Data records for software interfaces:
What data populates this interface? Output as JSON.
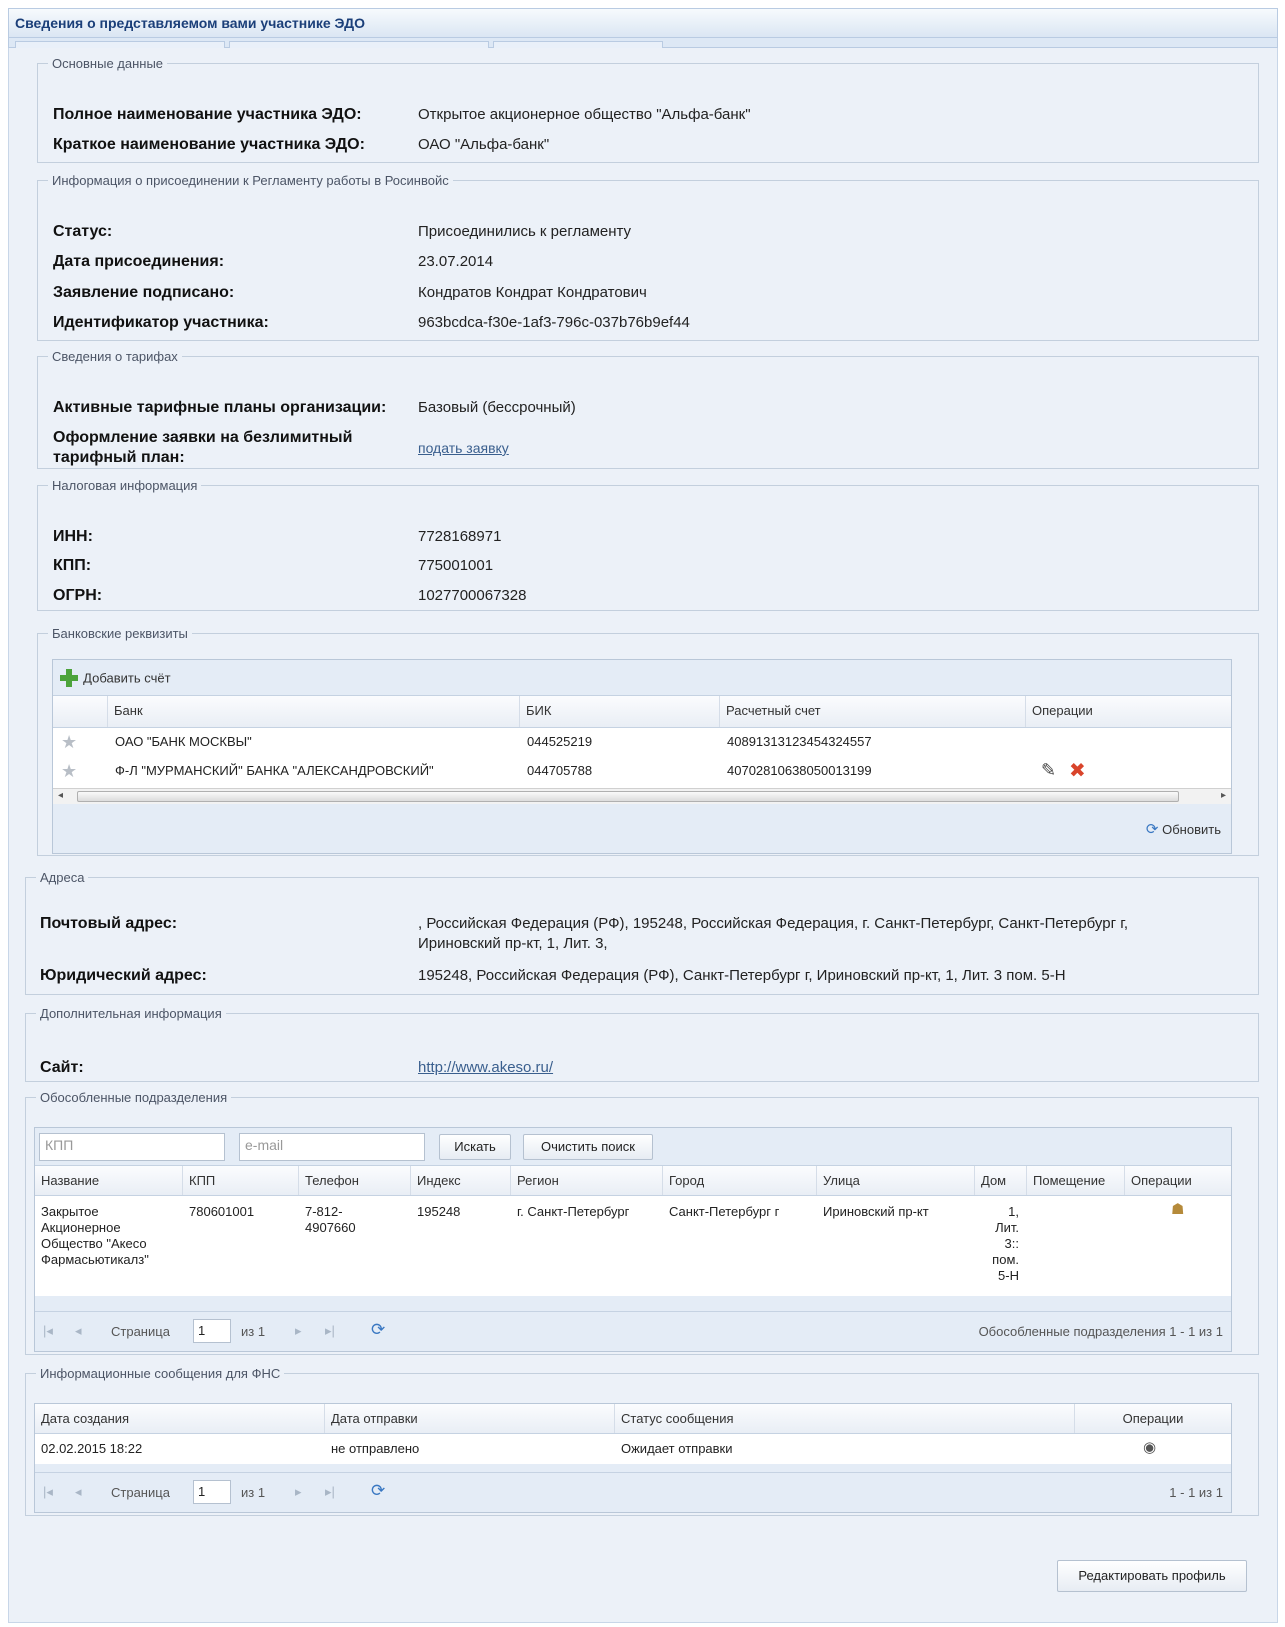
{
  "window": {
    "title": "Сведения о представляемом вами участнике ЭДО"
  },
  "basic": {
    "legend": "Основные данные",
    "full_name_label": "Полное наименование участника ЭДО:",
    "full_name_value": "Открытое акционерное общество \"Альфа-банк\"",
    "short_name_label": "Краткое наименование участника ЭДО:",
    "short_name_value": "ОАО \"Альфа-банк\""
  },
  "join": {
    "legend": "Информация о присоединении к Регламенту работы в Росинвойс",
    "status_label": "Статус:",
    "status_value": "Присоединились к регламенту",
    "date_label": "Дата присоединения:",
    "date_value": "23.07.2014",
    "signed_label": "Заявление подписано:",
    "signed_value": "Кондратов Кондрат Кондратович",
    "id_label": "Идентификатор участника:",
    "id_value": "963bcdca-f30e-1af3-796c-037b76b9ef44"
  },
  "tariffs": {
    "legend": "Сведения о тарифах",
    "active_label": "Активные тарифные планы организации:",
    "active_value": "Базовый (бессрочный)",
    "unlimited_label_1": "Оформление заявки на безлимитный",
    "unlimited_label_2": "тарифный план:",
    "apply_link": "подать заявку"
  },
  "tax": {
    "legend": "Налоговая информация",
    "inn_label": "ИНН:",
    "inn_value": "7728168971",
    "kpp_label": "КПП:",
    "kpp_value": "775001001",
    "ogrn_label": "ОГРН:",
    "ogrn_value": "1027700067328"
  },
  "bank": {
    "legend": "Банковские реквизиты",
    "add_label": "Добавить счёт",
    "columns": [
      "Банк",
      "БИК",
      "Расчетный счет",
      "Операции"
    ],
    "rows": [
      {
        "bank": "ОАО \"БАНК МОСКВЫ\"",
        "bik": "044525219",
        "account": "40891313123454324557"
      },
      {
        "bank": "Ф-Л \"МУРМАНСКИЙ\" БАНКА \"АЛЕКСАНДРОВСКИЙ\"",
        "bik": "044705788",
        "account": "40702810638050013199"
      }
    ],
    "refresh_label": "Обновить"
  },
  "addresses": {
    "legend": "Адреса",
    "postal_label": "Почтовый адрес:",
    "postal_value_1": ", Российская Федерация (РФ), 195248, Российская Федерация, г. Санкт-Петербург, Санкт-Петербург г,",
    "postal_value_2": "Ириновский пр-кт, 1, Лит. 3,",
    "legal_label": "Юридический адрес:",
    "legal_value": "195248, Российская Федерация (РФ), Санкт-Петербург г, Ириновский пр-кт, 1, Лит. 3 пом. 5-Н"
  },
  "extra": {
    "legend": "Дополнительная информация",
    "site_label": "Сайт:",
    "site_value": "http://www.akeso.ru/"
  },
  "branches": {
    "legend": "Обособленные подразделения",
    "kpp_placeholder": "КПП",
    "email_placeholder": "e-mail",
    "search_label": "Искать",
    "clear_label": "Очистить поиск",
    "columns": [
      "Название",
      "КПП",
      "Телефон",
      "Индекс",
      "Регион",
      "Город",
      "Улица",
      "Дом",
      "Помещение",
      "Операции"
    ],
    "row": {
      "name_lines": [
        "Закрытое",
        "Акционерное",
        "Общество \"Акесо",
        "Фармасьютикалз\""
      ],
      "kpp": "780601001",
      "phone_lines": [
        "7-812-",
        "4907660"
      ],
      "index": "195248",
      "region": "г. Санкт-Петербург",
      "city": "Санкт-Петербург г",
      "street": "Ириновский пр-кт",
      "house_lines": [
        "1,",
        "Лит.",
        "3::",
        "пом.",
        "5-Н"
      ]
    },
    "pager": {
      "page_label": "Страница",
      "page": "1",
      "of": "из 1",
      "summary": "Обособленные подразделения 1 - 1 из 1"
    }
  },
  "fns": {
    "legend": "Информационные сообщения для ФНС",
    "columns": [
      "Дата создания",
      "Дата отправки",
      "Статус сообщения",
      "Операции"
    ],
    "row": {
      "created": "02.02.2015 18:22",
      "sent": "не отправлено",
      "status": "Ожидает отправки"
    },
    "pager": {
      "page_label": "Страница",
      "page": "1",
      "of": "из 1",
      "summary": "1 - 1 из 1"
    }
  },
  "edit_profile_label": "Редактировать профиль",
  "colors": {
    "title": "#1b3f79",
    "panel": "#ecf1f8",
    "link": "#3a5f8e",
    "delete": "#d9442b"
  }
}
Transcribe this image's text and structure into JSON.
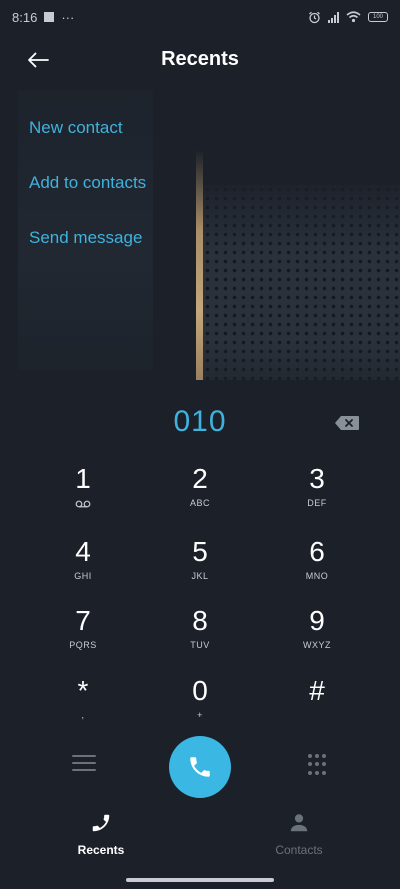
{
  "status": {
    "time": "8:16",
    "dots": "···",
    "battery": "100"
  },
  "header": {
    "title": "Recents"
  },
  "menu": [
    {
      "id": "new-contact",
      "label": "New contact"
    },
    {
      "id": "add-to-contacts",
      "label": "Add to contacts"
    },
    {
      "id": "send-message",
      "label": "Send message"
    }
  ],
  "dialer": {
    "number": "010"
  },
  "keypad": [
    {
      "digit": "1",
      "letters": ""
    },
    {
      "digit": "2",
      "letters": "ABC"
    },
    {
      "digit": "3",
      "letters": "DEF"
    },
    {
      "digit": "4",
      "letters": "GHI"
    },
    {
      "digit": "5",
      "letters": "JKL"
    },
    {
      "digit": "6",
      "letters": "MNO"
    },
    {
      "digit": "7",
      "letters": "PQRS"
    },
    {
      "digit": "8",
      "letters": "TUV"
    },
    {
      "digit": "9",
      "letters": "WXYZ"
    },
    {
      "digit": "*",
      "letters": ","
    },
    {
      "digit": "0",
      "letters": "+"
    },
    {
      "digit": "#",
      "letters": ""
    }
  ],
  "nav": {
    "recents": "Recents",
    "contacts": "Contacts"
  },
  "colors": {
    "accent": "#3fb2dd",
    "call": "#3ab7e2",
    "background": "#1b2029",
    "muted": "#6b727c"
  },
  "icons": {
    "back": "arrow-left-icon",
    "backspace": "backspace-icon",
    "call": "phone-icon",
    "voicemail": "voicemail-icon",
    "menu": "menu-icon",
    "dialpad": "dialpad-icon",
    "contacts": "person-icon"
  }
}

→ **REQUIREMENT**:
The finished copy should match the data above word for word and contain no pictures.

→ **ANSWER TO THIS TASK**:
What data populates this interface? Output as JSON.
{
  "window": {
    "title": "Сведения о представляемом вами участнике ЭДО"
  },
  "basic": {
    "legend": "Основные данные",
    "full_name_label": "Полное наименование участника ЭДО:",
    "full_name_value": "Открытое акционерное общество \"Альфа-банк\"",
    "short_name_label": "Краткое наименование участника ЭДО:",
    "short_name_value": "ОАО \"Альфа-банк\""
  },
  "join": {
    "legend": "Информация о присоединении к Регламенту работы в Росинвойс",
    "status_label": "Статус:",
    "status_value": "Присоединились к регламенту",
    "date_label": "Дата присоединения:",
    "date_value": "23.07.2014",
    "signed_label": "Заявление подписано:",
    "signed_value": "Кондратов Кондрат Кондратович",
    "id_label": "Идентификатор участника:",
    "id_value": "963bcdca-f30e-1af3-796c-037b76b9ef44"
  },
  "tariffs": {
    "legend": "Сведения о тарифах",
    "active_label": "Активные тарифные планы организации:",
    "active_value": "Базовый (бессрочный)",
    "unlimited_label_1": "Оформление заявки на безлимитный",
    "unlimited_label_2": "тарифный план:",
    "apply_link": "подать заявку"
  },
  "tax": {
    "legend": "Налоговая информация",
    "inn_label": "ИНН:",
    "inn_value": "7728168971",
    "kpp_label": "КПП:",
    "kpp_value": "775001001",
    "ogrn_label": "ОГРН:",
    "ogrn_value": "1027700067328"
  },
  "bank": {
    "legend": "Банковские реквизиты",
    "add_label": "Добавить счёт",
    "columns": [
      "Банк",
      "БИК",
      "Расчетный счет",
      "Операции"
    ],
    "rows": [
      {
        "bank": "ОАО \"БАНК МОСКВЫ\"",
        "bik": "044525219",
        "account": "40891313123454324557"
      },
      {
        "bank": "Ф-Л \"МУРМАНСКИЙ\" БАНКА \"АЛЕКСАНДРОВСКИЙ\"",
        "bik": "044705788",
        "account": "40702810638050013199"
      }
    ],
    "refresh_label": "Обновить"
  },
  "addresses": {
    "legend": "Адреса",
    "postal_label": "Почтовый адрес:",
    "postal_value_1": ", Российская Федерация (РФ), 195248, Российская Федерация, г. Санкт-Петербург, Санкт-Петербург г,",
    "postal_value_2": "Ириновский пр-кт, 1, Лит. 3,",
    "legal_label": "Юридический адрес:",
    "legal_value": "195248, Российская Федерация (РФ), Санкт-Петербург г, Ириновский пр-кт, 1, Лит. 3 пом. 5-Н"
  },
  "extra": {
    "legend": "Дополнительная информация",
    "site_label": "Сайт:",
    "site_value": "http://www.akeso.ru/"
  },
  "branches": {
    "legend": "Обособленные подразделения",
    "kpp_placeholder": "КПП",
    "email_placeholder": "e-mail",
    "search_label": "Искать",
    "clear_label": "Очистить поиск",
    "columns": [
      "Название",
      "КПП",
      "Телефон",
      "Индекс",
      "Регион",
      "Город",
      "Улица",
      "Дом",
      "Помещение",
      "Операции"
    ],
    "row": {
      "name_lines": [
        "Закрытое",
        "Акционерное",
        "Общество \"Акесо",
        "Фармасьютикалз\""
      ],
      "kpp": "780601001",
      "phone_lines": [
        "7-812-",
        "4907660"
      ],
      "index": "195248",
      "region": "г. Санкт-Петербург",
      "city": "Санкт-Петербург г",
      "street": "Ириновский пр-кт",
      "house_lines": [
        "1,",
        "Лит.",
        "3::",
        "пом.",
        "5-Н"
      ]
    },
    "pager": {
      "page_label": "Страница",
      "page": "1",
      "of": "из 1",
      "summary": "Обособленные подразделения 1 - 1 из 1"
    }
  },
  "fns": {
    "legend": "Информационные сообщения для ФНС",
    "columns": [
      "Дата создания",
      "Дата отправки",
      "Статус сообщения",
      "Операции"
    ],
    "row": {
      "created": "02.02.2015 18:22",
      "sent": "не отправлено",
      "status": "Ожидает отправки"
    },
    "pager": {
      "page_label": "Страница",
      "page": "1",
      "of": "из 1",
      "summary": "1 - 1 из 1"
    }
  },
  "edit_profile_label": "Редактировать профиль",
  "colors": {
    "title": "#1b3f79",
    "panel": "#ecf1f8",
    "link": "#3a5f8e",
    "delete": "#d9442b"
  }
}
Transcribe this image's text and structure into JSON.
{
  "status": {
    "time": "8:16",
    "dots": "···",
    "battery": "100"
  },
  "header": {
    "title": "Recents"
  },
  "menu": [
    {
      "id": "new-contact",
      "label": "New contact"
    },
    {
      "id": "add-to-contacts",
      "label": "Add to contacts"
    },
    {
      "id": "send-message",
      "label": "Send message"
    }
  ],
  "dialer": {
    "number": "010"
  },
  "keypad": [
    {
      "digit": "1",
      "letters": ""
    },
    {
      "digit": "2",
      "letters": "ABC"
    },
    {
      "digit": "3",
      "letters": "DEF"
    },
    {
      "digit": "4",
      "letters": "GHI"
    },
    {
      "digit": "5",
      "letters": "JKL"
    },
    {
      "digit": "6",
      "letters": "MNO"
    },
    {
      "digit": "7",
      "letters": "PQRS"
    },
    {
      "digit": "8",
      "letters": "TUV"
    },
    {
      "digit": "9",
      "letters": "WXYZ"
    },
    {
      "digit": "*",
      "letters": ","
    },
    {
      "digit": "0",
      "letters": "+"
    },
    {
      "digit": "#",
      "letters": ""
    }
  ],
  "nav": {
    "recents": "Recents",
    "contacts": "Contacts"
  },
  "colors": {
    "accent": "#3fb2dd",
    "call": "#3ab7e2",
    "background": "#1b2029",
    "muted": "#6b727c"
  },
  "icons": {
    "back": "arrow-left-icon",
    "backspace": "backspace-icon",
    "call": "phone-icon",
    "voicemail": "voicemail-icon",
    "menu": "menu-icon",
    "dialpad": "dialpad-icon",
    "contacts": "person-icon"
  }
}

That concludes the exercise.